This is an excellent American folk portrait of a lady in a blue dress. The head is hollow cut and the body painted in watercolor. The profile is very well-executed showing a slight bump at the bridge of her nose (in my Cajun family we call this the “Cajun Bump” although mine is a bit higher up), a very slight double chin and a tiny, upturned eyelash. Her high haircomb is cut and the rolls of hair in front of the comb are painted in black watercolor as is the hair in the back of her head that ends in wispy tendrils at the nape of her neck. The artist has painted her in a blue dress with puffy sleeves that are either gigot or demi-gigot. I am guessing that the sleeves are full at the shoulder and, therefore, gigot. In either case, the top of the sleeves were puffy because they were stuffed. In either of the styles suggested, the sleeves get smaller below the elbow until they end tightly at the wrist. I absolutely love the way the artist depicted the puffiness with swirls of darker blue. The silhouettist also gave the lady a separate high white lace collar with Vandyking at both the top and bottom, creating a turned down ruffed collar. The lace is depicted with light grey watercolor. She wears a very long chain that is looped around her collar then tucked into her belt and falling even further below the belt. The belt is at her natural waist.

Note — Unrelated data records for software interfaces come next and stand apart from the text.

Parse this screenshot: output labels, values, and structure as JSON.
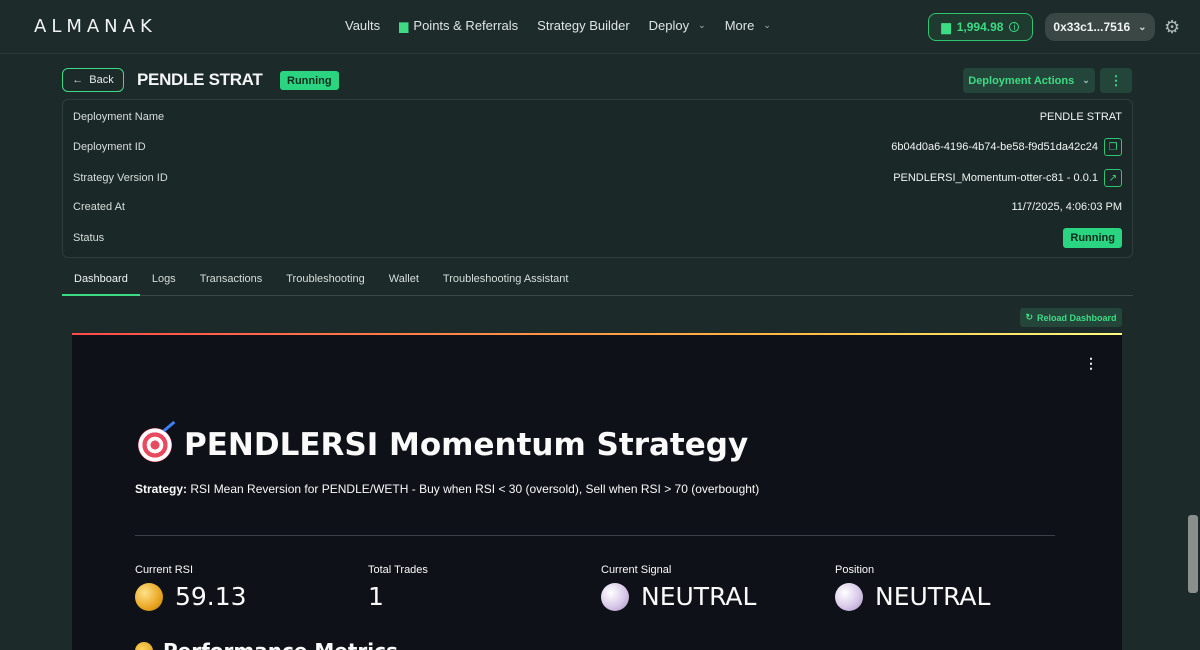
{
  "header": {
    "logo": "ALMANAK",
    "nav": [
      {
        "label": "Vaults"
      },
      {
        "label": "Points & Referrals"
      },
      {
        "label": "Strategy Builder"
      },
      {
        "label": "Deploy"
      },
      {
        "label": "More"
      }
    ],
    "points": "1,994.98",
    "wallet": "0x33c1...7516"
  },
  "title_row": {
    "back_label": "Back",
    "title": "PENDLE STRAT",
    "status": "Running",
    "deployment_actions": "Deployment Actions"
  },
  "details": {
    "rows": [
      {
        "key": "Deployment Name",
        "value": "PENDLE STRAT"
      },
      {
        "key": "Deployment ID",
        "value": "6b04d0a6-4196-4b74-be58-f9d51da42c24"
      },
      {
        "key": "Strategy Version ID",
        "value": "PENDLERSI_Momentum-otter-c81 - 0.0.1"
      },
      {
        "key": "Created At",
        "value": "11/7/2025, 4:06:03 PM"
      },
      {
        "key": "Status",
        "value": "Running"
      }
    ]
  },
  "tabs": [
    {
      "label": "Dashboard",
      "active": true
    },
    {
      "label": "Logs"
    },
    {
      "label": "Transactions"
    },
    {
      "label": "Troubleshooting"
    },
    {
      "label": "Wallet"
    },
    {
      "label": "Troubleshooting Assistant"
    }
  ],
  "reload_label": "Reload Dashboard",
  "dashboard": {
    "title": "PENDLERSI Momentum Strategy",
    "strategy_label": "Strategy:",
    "strategy_text": " RSI Mean Reversion for PENDLE/WETH - Buy when RSI < 30 (oversold), Sell when RSI > 70 (overbought)",
    "metrics": [
      {
        "label": "Current RSI",
        "value": "59.13",
        "icon": "gold-orb"
      },
      {
        "label": "Total Trades",
        "value": "1",
        "icon": ""
      },
      {
        "label": "Current Signal",
        "value": "NEUTRAL",
        "icon": "pearl-orb"
      },
      {
        "label": "Position",
        "value": "NEUTRAL",
        "icon": "pearl-orb"
      }
    ],
    "performance_heading": "Performance Metrics"
  },
  "colors": {
    "accent": "#3ddc84",
    "background": "#1c2a2a",
    "dashboard_bg": "#0e1117"
  }
}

This exciting silhouette is housed in a period Federal Period gilt frame with a carved rope decoration in the cove. The gilding is quite dingy (which I love) and it has some dings at the edges that you can see in the photos. The lady is also behind a period églomisé mat that has some wear, black painted restoration and is sealed as a last coat. The 8-petaled flower corner designs are unusual for their alternating squiggly petals. I put black acid-free paper between the églomisé and the silhouette to prevent any sticking to the sealant. The silhouette paper is toned with a lighter space where the original blackened paper protected the paper from the wood back. The original blackened paper is still behind the silhouette and it is a small piece of 19th century wallpaper that the artist blackened on one side. I love finding tidbits like this by opening the artwork! The lady did not begin life behind this églomisé because there is no oval discoloration to the paper as there would be if she had only been exposed to UV light from behind an oval portal. She also has no paint remnants as she would if she had been touching the unsealed paint. But the combination is correct for the period and this is a really fantastic folk silhouette. She’s one of those special ones that I originally bought to add to my collection but find that I have another that is by the same hand. This one is actually better than the one in my collection, but I have a place for the other so….my loss is your gain! Circa 1825.